The odd presentation adds a lot to the experience, giving the game a sort of earnestness about the prosecution of war between laser-shooting fish. There’s no dialog or expansion of the story beyond what you get up front, so departing a sunken watchtower to sink tiny battleships with your squad of tuna is simply how things work in this world. The gameplay is entirely built around the cycle of unlocking new fish, conquering new reefs to expand the limits on your six-fish fleet, and using more powerful fleets to take more reefs. You can spend hours exploring the vast ocean but it seems all you’re looking for are new reefs, and they can be tucked up against broken coastlines or lying at the bottom of a twisted trench. The shallow waters are pretty inviting but prepare for some deep dives into yawning abysses to reach all of your destinations.
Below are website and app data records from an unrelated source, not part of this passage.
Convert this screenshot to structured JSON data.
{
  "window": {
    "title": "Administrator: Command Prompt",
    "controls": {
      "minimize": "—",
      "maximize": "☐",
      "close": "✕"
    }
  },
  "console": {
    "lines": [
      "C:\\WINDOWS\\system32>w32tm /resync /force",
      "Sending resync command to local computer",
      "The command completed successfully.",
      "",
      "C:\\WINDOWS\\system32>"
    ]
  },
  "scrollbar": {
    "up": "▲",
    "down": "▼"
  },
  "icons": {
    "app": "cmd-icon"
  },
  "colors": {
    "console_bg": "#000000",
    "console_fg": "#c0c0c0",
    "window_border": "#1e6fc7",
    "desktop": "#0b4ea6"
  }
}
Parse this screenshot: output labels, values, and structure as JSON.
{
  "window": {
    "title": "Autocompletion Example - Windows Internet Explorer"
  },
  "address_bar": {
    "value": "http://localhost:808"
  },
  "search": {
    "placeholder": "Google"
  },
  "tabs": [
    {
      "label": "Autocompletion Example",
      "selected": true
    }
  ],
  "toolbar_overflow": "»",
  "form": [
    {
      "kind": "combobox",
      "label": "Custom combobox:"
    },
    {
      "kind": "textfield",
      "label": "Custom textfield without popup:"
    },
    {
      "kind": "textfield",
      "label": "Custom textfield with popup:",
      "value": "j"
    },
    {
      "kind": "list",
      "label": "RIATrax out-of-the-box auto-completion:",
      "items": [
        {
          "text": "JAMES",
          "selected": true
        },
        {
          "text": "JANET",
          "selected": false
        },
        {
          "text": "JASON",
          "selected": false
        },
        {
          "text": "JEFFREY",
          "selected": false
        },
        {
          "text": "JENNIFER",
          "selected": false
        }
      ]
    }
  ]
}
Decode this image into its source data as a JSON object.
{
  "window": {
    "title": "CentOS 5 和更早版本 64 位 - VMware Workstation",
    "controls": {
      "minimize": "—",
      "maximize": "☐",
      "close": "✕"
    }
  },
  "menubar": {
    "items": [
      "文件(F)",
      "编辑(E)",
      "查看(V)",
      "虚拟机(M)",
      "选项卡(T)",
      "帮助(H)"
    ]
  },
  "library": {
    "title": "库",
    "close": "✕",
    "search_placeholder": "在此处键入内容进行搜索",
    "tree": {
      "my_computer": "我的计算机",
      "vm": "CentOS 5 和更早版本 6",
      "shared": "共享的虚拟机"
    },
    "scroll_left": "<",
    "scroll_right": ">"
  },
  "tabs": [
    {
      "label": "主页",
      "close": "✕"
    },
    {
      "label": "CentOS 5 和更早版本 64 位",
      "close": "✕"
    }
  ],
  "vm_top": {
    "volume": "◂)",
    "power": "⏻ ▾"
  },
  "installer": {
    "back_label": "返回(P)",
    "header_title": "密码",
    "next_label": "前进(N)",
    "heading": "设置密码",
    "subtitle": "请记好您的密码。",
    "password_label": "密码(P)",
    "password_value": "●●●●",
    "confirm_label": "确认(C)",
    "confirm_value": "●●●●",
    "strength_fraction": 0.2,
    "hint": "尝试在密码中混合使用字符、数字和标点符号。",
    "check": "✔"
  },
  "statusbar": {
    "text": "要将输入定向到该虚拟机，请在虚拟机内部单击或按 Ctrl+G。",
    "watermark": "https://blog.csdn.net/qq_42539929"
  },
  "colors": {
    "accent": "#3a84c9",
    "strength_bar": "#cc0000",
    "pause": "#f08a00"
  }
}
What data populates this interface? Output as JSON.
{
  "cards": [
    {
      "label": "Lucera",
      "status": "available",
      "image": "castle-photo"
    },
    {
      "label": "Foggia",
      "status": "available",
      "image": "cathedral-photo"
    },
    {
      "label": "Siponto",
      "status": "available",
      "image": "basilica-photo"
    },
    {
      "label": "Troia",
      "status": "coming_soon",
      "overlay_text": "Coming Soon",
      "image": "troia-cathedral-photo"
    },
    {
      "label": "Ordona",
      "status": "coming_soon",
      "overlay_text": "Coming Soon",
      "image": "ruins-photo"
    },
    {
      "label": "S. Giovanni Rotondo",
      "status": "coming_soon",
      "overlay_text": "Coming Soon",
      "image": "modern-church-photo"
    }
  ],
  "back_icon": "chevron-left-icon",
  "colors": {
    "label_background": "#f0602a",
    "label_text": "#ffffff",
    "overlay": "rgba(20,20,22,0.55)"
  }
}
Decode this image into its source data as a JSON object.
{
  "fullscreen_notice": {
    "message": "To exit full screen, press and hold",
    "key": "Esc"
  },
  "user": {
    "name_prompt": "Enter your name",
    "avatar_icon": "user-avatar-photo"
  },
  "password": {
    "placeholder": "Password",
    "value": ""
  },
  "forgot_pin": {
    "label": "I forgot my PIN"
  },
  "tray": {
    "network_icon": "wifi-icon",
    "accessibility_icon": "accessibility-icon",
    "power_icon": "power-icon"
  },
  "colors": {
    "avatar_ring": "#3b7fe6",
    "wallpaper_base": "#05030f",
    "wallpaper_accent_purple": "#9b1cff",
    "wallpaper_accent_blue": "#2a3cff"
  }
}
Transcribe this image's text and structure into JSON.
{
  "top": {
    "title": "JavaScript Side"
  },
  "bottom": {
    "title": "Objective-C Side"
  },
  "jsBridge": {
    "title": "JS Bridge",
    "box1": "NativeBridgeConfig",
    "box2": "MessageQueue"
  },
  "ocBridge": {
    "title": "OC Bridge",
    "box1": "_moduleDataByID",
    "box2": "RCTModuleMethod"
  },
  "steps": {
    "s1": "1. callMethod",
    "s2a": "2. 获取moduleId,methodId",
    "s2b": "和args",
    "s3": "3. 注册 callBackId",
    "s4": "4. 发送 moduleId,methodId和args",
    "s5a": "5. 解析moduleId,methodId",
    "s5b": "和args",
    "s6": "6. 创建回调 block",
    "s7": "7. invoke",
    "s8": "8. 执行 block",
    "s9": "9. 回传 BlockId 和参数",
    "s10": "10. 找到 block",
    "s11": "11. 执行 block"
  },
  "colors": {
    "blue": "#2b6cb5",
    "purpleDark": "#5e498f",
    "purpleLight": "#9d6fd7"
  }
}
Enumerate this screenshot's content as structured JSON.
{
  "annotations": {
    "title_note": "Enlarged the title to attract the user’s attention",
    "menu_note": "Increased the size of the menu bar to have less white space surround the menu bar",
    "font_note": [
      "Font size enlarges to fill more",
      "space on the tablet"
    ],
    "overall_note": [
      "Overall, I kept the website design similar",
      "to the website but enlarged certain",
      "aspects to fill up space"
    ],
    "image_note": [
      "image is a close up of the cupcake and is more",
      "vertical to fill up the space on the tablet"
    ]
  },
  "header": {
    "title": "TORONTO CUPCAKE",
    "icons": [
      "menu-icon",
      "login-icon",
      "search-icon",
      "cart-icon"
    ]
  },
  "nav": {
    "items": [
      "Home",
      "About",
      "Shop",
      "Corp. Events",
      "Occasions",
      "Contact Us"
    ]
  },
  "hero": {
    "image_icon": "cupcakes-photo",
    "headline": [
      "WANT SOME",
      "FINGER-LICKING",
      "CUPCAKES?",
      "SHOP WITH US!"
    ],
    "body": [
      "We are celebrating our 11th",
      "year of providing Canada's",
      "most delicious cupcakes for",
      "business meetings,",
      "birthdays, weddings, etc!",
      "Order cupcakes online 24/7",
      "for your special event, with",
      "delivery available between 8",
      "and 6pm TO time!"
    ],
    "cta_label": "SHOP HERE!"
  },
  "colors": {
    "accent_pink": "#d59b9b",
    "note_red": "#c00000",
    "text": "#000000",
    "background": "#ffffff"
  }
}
Combat is the other cornerstone of gameplay, perhaps the hardest part of the game to adjust to. Every fish has an assortment of attacks, usually several kinds of lasers along with a melee bite and a charging attack. You’ll want to stick to the lasers though, because when you’re punching up at bigger foes they can shred you in an instant. There’s a real learning curve to recognizing what you can take on and what you can’t, as even seemingly weak fish can gang up on you. Some foes like crabs have armor you’ll have to get around, while others like battleships seem to only take damage from certain weapons. Combat is fast-paced and hectic as well, and the lock-on for your weapons is not the brightest so there’s even a learning curve to aiming.
Along with the balance and combat issues, the graphics have the feel of a Unity passion project with lots of simple models and blurry textures. The menus in particular are chunky text and pixellated photos that feel hacked in by the developer in the hours before launch. This is in no way a black mark but it adds to the low-budget indie feel of the game, which isn’t going to appeal to everyone. The music is a real delight, however, thick with sick beats and intense techno during fights. It’s just a strange, clever little game about laser fish fighting to rule the ocean, built around the promise of collecting and fielding different sea creatures. Ace of Seafood is hardly the most polished game around, but it offers a lot that you won’t find anywhere else and that’s definitely worth something.